Two years ago, Dartmouth Medical School immunologist Randolph Noelle reported that he had halted such autoimmune reactions in mice with a monoclonal antibody--a protein that can bind to cells and block functions. Now, he has extended the technology to humans and licensed it to San Diego-based IDEC Pharmaceuticals Corp., a leader in making monoclonal antibodies for cancer and autoimmune disease.
The protein that Noelle isolated attaches to a site on T cells called gp39, which serves as a kind of communication link between T and B cells. In experiments with mice, Noelle found that the protein interrupts communications when it binds to the gp39 site. The mice then stop producing their own, marauding antibodies, and the disease symptoms vanish. Incredibly, when protein injections are terminated, the mice begin producing antibodies again--but the animals remain disease-free. In effect, Noelle says, the anti-gp39 protein "resets the mouse's immune system."
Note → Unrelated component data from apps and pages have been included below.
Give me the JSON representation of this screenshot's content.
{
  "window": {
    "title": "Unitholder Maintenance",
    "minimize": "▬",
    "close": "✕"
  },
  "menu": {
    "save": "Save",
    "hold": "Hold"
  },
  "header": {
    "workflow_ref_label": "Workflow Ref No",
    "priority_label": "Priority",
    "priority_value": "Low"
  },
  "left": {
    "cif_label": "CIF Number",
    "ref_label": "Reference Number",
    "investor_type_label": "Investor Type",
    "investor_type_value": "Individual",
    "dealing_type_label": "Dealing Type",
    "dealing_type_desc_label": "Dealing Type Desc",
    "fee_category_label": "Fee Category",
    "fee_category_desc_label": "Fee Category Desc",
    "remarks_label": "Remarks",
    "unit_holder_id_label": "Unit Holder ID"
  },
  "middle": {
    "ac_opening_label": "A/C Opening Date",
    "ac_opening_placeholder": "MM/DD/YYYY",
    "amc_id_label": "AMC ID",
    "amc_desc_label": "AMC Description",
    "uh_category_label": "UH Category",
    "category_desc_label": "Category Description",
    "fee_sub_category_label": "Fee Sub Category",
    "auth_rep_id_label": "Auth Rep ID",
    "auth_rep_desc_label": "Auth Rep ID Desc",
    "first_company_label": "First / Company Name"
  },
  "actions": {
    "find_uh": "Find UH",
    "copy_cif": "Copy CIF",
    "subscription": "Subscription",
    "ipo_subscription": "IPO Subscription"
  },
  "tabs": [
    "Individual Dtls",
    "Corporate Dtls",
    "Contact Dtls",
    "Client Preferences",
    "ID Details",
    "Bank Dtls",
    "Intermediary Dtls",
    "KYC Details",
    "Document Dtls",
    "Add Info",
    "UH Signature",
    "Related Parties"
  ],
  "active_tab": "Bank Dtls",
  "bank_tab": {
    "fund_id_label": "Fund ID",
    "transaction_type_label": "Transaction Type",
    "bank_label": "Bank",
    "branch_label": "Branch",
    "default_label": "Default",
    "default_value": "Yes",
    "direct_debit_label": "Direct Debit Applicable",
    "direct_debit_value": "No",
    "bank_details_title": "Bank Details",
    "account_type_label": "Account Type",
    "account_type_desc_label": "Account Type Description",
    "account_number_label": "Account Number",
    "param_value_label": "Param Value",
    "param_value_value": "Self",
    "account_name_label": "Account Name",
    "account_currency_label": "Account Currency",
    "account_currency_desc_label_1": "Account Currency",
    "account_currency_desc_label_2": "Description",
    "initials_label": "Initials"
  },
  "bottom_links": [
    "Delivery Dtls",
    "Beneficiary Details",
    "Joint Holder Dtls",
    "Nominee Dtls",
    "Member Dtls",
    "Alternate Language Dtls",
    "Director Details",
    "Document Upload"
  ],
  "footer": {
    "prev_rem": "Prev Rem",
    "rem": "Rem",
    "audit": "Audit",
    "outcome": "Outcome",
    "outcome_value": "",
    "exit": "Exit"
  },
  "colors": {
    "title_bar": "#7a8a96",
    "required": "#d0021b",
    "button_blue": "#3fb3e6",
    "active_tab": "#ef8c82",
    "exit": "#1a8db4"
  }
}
IDEC plans to "humanize" the anti-gp39 protein by splicing it with human DNA to produce a drug. Clinical trials could begin as early as 1997. The protein should block rogue antibodies in humans, says IDEC CEO William Rastetter. "And we'd also hope to see the suppression continue."